Beginning with the line that contains "Read all visible content and emit it as JSON.", copy each remaining line of the data below exactly.

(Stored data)
________________

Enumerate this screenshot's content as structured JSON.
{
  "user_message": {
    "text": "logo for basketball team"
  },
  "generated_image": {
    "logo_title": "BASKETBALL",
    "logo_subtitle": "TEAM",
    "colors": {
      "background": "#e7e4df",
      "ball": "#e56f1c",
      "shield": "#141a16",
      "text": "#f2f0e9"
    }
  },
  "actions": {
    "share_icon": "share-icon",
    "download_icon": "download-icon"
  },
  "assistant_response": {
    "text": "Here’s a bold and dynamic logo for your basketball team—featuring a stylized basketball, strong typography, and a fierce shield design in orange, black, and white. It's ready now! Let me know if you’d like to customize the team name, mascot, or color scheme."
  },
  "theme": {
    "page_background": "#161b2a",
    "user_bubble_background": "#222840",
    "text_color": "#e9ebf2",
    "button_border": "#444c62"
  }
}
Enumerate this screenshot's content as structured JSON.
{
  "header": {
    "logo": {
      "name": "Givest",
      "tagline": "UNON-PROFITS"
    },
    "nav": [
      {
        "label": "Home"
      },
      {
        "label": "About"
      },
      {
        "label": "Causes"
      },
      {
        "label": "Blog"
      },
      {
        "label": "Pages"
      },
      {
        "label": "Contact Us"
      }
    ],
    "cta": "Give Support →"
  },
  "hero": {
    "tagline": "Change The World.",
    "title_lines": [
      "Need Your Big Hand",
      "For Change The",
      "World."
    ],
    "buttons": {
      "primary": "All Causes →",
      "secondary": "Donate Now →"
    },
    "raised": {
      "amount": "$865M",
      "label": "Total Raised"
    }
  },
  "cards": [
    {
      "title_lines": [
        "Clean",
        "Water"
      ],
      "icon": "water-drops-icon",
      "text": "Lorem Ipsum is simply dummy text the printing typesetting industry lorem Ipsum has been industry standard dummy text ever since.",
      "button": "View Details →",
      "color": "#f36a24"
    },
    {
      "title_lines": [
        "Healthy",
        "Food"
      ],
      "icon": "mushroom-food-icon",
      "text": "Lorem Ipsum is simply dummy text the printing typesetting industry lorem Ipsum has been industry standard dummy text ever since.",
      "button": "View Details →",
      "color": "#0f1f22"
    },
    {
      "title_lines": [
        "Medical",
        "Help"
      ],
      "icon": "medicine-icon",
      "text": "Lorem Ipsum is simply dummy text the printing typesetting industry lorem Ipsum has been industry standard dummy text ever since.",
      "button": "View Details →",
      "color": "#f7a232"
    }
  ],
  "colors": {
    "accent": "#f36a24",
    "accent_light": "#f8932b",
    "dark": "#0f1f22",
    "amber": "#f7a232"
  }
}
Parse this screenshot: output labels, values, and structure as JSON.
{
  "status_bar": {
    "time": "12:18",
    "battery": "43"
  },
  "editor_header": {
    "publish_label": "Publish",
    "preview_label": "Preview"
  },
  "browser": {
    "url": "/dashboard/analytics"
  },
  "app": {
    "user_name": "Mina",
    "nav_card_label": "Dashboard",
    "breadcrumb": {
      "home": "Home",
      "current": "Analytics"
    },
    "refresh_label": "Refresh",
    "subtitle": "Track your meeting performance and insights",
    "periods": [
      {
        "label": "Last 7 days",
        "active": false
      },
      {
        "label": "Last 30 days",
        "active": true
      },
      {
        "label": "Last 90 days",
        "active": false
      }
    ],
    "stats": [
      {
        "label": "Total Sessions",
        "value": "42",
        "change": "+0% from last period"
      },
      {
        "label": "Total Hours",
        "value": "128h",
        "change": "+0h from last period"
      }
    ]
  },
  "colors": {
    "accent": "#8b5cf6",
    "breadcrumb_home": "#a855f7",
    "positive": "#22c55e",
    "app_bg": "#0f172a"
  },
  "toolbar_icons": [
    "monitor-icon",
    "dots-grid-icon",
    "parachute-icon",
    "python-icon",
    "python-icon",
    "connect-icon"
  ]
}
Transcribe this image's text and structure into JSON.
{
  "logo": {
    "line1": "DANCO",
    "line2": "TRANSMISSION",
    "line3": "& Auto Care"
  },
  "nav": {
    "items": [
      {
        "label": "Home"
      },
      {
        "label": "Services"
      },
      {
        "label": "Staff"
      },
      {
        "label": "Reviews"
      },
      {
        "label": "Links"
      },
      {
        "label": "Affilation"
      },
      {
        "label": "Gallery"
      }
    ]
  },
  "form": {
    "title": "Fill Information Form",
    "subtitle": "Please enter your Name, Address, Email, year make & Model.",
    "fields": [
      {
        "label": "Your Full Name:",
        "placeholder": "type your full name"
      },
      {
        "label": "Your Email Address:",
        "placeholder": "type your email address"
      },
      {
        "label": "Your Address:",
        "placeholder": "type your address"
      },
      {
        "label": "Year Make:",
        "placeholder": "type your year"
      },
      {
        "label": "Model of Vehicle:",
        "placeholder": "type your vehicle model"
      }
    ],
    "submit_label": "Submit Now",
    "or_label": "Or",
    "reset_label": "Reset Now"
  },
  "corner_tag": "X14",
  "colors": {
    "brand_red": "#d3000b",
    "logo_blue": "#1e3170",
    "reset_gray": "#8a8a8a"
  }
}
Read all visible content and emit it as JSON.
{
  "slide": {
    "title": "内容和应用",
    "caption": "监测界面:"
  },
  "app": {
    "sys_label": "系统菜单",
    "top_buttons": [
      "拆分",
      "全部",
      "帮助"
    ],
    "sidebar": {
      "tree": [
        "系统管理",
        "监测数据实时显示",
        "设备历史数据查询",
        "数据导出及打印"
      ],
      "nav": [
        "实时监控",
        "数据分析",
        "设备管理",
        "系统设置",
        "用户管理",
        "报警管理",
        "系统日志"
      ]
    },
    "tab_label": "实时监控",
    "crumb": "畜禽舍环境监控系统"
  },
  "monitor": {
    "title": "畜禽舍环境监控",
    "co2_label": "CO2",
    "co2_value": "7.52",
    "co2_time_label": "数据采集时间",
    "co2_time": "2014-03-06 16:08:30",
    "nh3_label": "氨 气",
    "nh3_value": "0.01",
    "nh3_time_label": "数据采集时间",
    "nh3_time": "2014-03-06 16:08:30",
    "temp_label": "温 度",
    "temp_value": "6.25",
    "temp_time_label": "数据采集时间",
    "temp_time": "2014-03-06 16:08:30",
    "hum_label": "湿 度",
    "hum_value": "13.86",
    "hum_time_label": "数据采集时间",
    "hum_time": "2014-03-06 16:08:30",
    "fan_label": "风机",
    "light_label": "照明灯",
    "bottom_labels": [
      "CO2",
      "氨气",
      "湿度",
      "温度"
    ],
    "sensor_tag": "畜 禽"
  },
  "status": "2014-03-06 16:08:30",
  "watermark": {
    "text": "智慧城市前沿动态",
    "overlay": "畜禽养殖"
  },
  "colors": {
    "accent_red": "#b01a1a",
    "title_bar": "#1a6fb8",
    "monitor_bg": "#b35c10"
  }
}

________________

*ANSWER BOX:*
Read all visible content and emit it as JSON.
{
  "slide": {
    "title": "内容和应用",
    "caption": "监测界面:"
  },
  "app": {
    "sys_label": "系统菜单",
    "top_buttons": [
      "拆分",
      "全部",
      "帮助"
    ],
    "sidebar": {
      "tree": [
        "系统管理",
        "监测数据实时显示",
        "设备历史数据查询",
        "数据导出及打印"
      ],
      "nav": [
        "实时监控",
        "数据分析",
        "设备管理",
        "系统设置",
        "用户管理",
        "报警管理",
        "系统日志"
      ]
    },
    "tab_label": "实时监控",
    "crumb": "畜禽舍环境监控系统"
  },
  "monitor": {
    "title": "畜禽舍环境监控",
    "co2_label": "CO2",
    "co2_value": "7.52",
    "co2_time_label": "数据采集时间",
    "co2_time": "2014-03-06 16:08:30",
    "nh3_label": "氨 气",
    "nh3_value": "0.01",
    "nh3_time_label": "数据采集时间",
    "nh3_time": "2014-03-06 16:08:30",
    "temp_label": "温 度",
    "temp_value": "6.25",
    "temp_time_label": "数据采集时间",
    "temp_time": "2014-03-06 16:08:30",
    "hum_label": "湿 度",
    "hum_value": "13.86",
    "hum_time_label": "数据采集时间",
    "hum_time": "2014-03-06 16:08:30",
    "fan_label": "风机",
    "light_label": "照明灯",
    "bottom_labels": [
      "CO2",
      "氨气",
      "湿度",
      "温度"
    ],
    "sensor_tag": "畜 禽"
  },
  "status": "2014-03-06 16:08:30",
  "watermark": {
    "text": "智慧城市前沿动态",
    "overlay": "畜禽养殖"
  },
  "colors": {
    "accent_red": "#b01a1a",
    "title_bar": "#1a6fb8",
    "monitor_bg": "#b35c10"
  }
}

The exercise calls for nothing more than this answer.